** Data for this task follows **

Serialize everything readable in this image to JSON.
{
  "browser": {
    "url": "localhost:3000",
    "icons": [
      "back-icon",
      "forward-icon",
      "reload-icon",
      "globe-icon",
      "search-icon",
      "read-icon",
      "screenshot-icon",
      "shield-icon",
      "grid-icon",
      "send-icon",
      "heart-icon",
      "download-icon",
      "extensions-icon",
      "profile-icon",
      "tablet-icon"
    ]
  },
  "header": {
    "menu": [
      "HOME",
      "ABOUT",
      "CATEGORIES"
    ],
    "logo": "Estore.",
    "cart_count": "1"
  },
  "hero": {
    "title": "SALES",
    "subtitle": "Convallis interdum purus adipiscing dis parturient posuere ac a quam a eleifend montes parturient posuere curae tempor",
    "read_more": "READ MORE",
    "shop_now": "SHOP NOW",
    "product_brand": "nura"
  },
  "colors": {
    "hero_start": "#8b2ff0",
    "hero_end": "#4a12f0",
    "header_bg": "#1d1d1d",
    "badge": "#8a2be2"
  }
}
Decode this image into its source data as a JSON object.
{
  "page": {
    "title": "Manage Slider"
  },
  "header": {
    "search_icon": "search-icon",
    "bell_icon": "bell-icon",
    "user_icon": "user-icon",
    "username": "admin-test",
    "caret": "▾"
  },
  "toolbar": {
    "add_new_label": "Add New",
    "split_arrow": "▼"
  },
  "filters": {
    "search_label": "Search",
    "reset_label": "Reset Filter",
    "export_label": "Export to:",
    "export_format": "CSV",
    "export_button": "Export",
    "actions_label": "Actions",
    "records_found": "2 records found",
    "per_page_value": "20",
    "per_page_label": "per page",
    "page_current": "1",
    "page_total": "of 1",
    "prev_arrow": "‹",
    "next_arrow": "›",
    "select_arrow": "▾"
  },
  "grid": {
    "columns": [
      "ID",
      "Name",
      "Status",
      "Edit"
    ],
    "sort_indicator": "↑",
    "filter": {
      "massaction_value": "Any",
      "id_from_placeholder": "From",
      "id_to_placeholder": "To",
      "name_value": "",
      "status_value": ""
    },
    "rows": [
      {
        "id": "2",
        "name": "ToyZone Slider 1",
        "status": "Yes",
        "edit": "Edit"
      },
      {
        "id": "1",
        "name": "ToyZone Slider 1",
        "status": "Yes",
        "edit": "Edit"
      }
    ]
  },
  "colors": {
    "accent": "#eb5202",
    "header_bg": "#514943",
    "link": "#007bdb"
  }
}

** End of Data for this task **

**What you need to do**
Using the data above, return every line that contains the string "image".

**Answer for the task**
Serialize everything readable in this image to JSON.
Decode this image into its source data as a JSON object.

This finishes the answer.